Barrister Edrissa M. Sissoho, the defense counsel for Lieutenant Sering Jallow, an officer of The Gambia Armed Forces on Trial before the General Court Martial at the Yundum Army camp, on Thursday 31 January, made an application for the Court to discontinue the trial of Lt. Jallow due to consideration of jurisdiction.
Lawyer Sissoho made this application based on the fact that the alleged offence charged was said to have been committed beyond the time requirement of 3 years as stipulated by The Gambia Armed Forces Act.
In his submission, lawyer Sissoho argued that it is trite law that the issue of jurisdiction can be raised at any time of the trial. He stated that the evidence of prosecution witness (PW2), Amadou Jawo under cross examination has robbed off the Court of all jurisdictions to proceed with the matter. He indicated that the charge sheet before the Court alleged that the offence happened between 2009 and 2010. He noted that the evidence of PW2 has exempted the Court from proceeding with the case when the witness said the alleged offence happened between May and June 2009. He cited section 124 Subsection (1) of the Armed Forces Act, which he said is the basis of the jurisdiction of the Court. He read out the entire section to the Court.

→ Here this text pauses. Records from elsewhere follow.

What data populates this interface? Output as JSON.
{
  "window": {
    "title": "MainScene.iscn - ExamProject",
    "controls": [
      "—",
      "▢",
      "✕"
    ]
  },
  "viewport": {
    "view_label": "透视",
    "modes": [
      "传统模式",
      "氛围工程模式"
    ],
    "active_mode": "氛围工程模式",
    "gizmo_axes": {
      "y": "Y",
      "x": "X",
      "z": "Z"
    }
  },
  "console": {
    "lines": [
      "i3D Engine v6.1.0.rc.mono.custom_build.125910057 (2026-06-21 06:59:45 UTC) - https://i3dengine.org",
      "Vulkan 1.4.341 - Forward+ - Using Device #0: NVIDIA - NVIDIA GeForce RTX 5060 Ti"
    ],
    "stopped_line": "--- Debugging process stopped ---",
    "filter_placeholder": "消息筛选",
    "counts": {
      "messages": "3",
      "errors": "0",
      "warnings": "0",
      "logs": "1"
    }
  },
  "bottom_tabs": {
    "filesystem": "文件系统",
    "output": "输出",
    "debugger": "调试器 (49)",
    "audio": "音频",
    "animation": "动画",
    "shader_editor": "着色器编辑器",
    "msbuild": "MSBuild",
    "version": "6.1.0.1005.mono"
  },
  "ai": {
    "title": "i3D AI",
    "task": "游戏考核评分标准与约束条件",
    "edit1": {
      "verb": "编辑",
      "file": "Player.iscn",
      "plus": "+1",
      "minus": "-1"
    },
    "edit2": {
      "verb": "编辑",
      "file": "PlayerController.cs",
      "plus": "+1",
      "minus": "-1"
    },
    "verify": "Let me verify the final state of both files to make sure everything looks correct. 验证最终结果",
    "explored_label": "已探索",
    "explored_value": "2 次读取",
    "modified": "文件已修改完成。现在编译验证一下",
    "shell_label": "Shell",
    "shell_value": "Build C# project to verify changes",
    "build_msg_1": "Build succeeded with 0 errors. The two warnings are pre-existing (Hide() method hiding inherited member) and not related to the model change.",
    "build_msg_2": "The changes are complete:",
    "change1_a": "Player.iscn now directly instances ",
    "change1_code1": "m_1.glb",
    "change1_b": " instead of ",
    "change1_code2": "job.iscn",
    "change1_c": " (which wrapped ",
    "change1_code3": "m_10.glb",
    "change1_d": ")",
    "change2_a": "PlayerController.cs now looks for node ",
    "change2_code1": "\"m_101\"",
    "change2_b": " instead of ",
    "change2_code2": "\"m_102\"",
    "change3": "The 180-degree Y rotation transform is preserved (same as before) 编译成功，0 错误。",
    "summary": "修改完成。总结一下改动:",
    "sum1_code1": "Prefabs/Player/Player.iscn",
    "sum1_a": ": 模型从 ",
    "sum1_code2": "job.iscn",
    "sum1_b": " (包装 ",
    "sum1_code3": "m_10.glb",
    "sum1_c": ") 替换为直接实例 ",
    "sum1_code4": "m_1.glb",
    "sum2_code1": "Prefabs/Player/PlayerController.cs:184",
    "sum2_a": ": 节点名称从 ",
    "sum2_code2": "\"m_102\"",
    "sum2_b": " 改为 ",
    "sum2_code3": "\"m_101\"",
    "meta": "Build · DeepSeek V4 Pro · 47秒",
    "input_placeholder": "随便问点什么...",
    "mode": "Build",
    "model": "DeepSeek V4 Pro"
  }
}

Lawyer Sissoho pointed out that the Court Martial is a creature of a statute by the GAF Act and it is where it derives all its powers from. He indicated that by best of calculation as from Wednesday 30 January, the alleged incident has happened more than 3 years or even 4 years ago. Sissoho stated that the language of section 124 subsection (1) is mandatory and is explained in a clear terms without any ambiguity about it. He argued that for the Court to proceed with the trial of Lt. Jallow would be an exercise for nothing. Sissoho said, "Whatever this Court does in this case from now on will be an exercise in futility. You cannot put something on to nothing and expect it to stay there, it must collapse". Sissoho concluded by citing Section 118, Subsection (1)(a) and read it out to the Court. He added that the Court has no jurisdiction to proceed with the matter and urged the Director of Public Prosecutions (DPP) to spare the Court time on this case.
The State lawyer DPP Barkum in his turn argued that Sissoho has put the cart before the horse, adding that Sissoho should have allowed the prosecution to finish their case before he could come up with his application on jurisdiction. DPP Barkum said they are not aware that the issue of jurisdiction can be brought at any time before the Court. DPP Barkum stated that the issues raised by lawyer Sissoho were predicated on the charge sheet and the evidence of one of the prosecution witnesses. Barkum indicated that at this stage unless there is a categorical pronouncement by the Court as to the quotation of the evidence of their witness, then lawyer Sissoho can't hinge on it. He argued that the issue of the evaluation and analysis of the evidence of a witness can only be done by the Court and not Sissoho. He noted that Sissoho should have waited until the prosecution closes their case but not at this stage of the trial.
DPP Barkum posited that the prosecution intends to call another witness and the Court should give the prosecution the benefit to hear from their witness, before the defence can jump on to conclusion. Barkum pointed out that the essence of the trial is to achieve justice unlike what section 124 is trying to say. He indicated that the rules of the Court shall be obeyed, but not to be obeyed lavishly. He said the provision of section 124 is a mere procedural technicality and the substance of the case is that the victim was subjected to maltreatment which was confirmed by a credible witness. He cited the case of Abdoulie Conteh and the State. DPP Barkum said, "The area of technicality relies on technicality till justice is passed. You can bend the rules to achieve justice because the rules are meant for the Court and not the Court for the rules, the Court can at times bend the rules to achieve justice." He cited section 174 of a subsidiary legislation and read it out to the Court. He finally urged the Court to overrule the application made by Sissoho and to allow the prosecution to continue with their case.
At this stage, lawyer Sissoho stood up and said he is not calling for an acquittal, but for the Court to halt the trial as per jurisdiction. He stated that he does not think the DPP means what he said for the Court to bend the rules. He stated that this is the first time in history for the DPP to urge the Court to bend the rules. He added that he has nothing more to say on the issue.
At this point, the President of the Court, Colonel Paul S. Gomez called for a stand down of the case for 15 minutes for the panelists to rule on the arguments by the defence and prosecution. However, it took the panelists 48 minutes to resume sitting. Upon resumption, the president ruled that due to the technicality of the case, they decided to adjourn the matter to Tuesday 5 February, for ruling on the application.
The members of the panel are Justice Mikailu Abdullahi as Judge Advocate, Colonel Paul S. Gomez as President of the Court, Captain Abdoulie Saine and Lieutenant Ndongo Lowe. The accused person Lieutenant Sering Jallow is on trial for allegedly striking Sona Badjie, a subordinate to him during recruitment of intake 30 between 2009 and 2010. He pleads not guilty to the charge.
So far, on Wednesday 30 January hearing, the prosecution called 2 witnesses and were subjected to cross examination by lawyer Sissoho.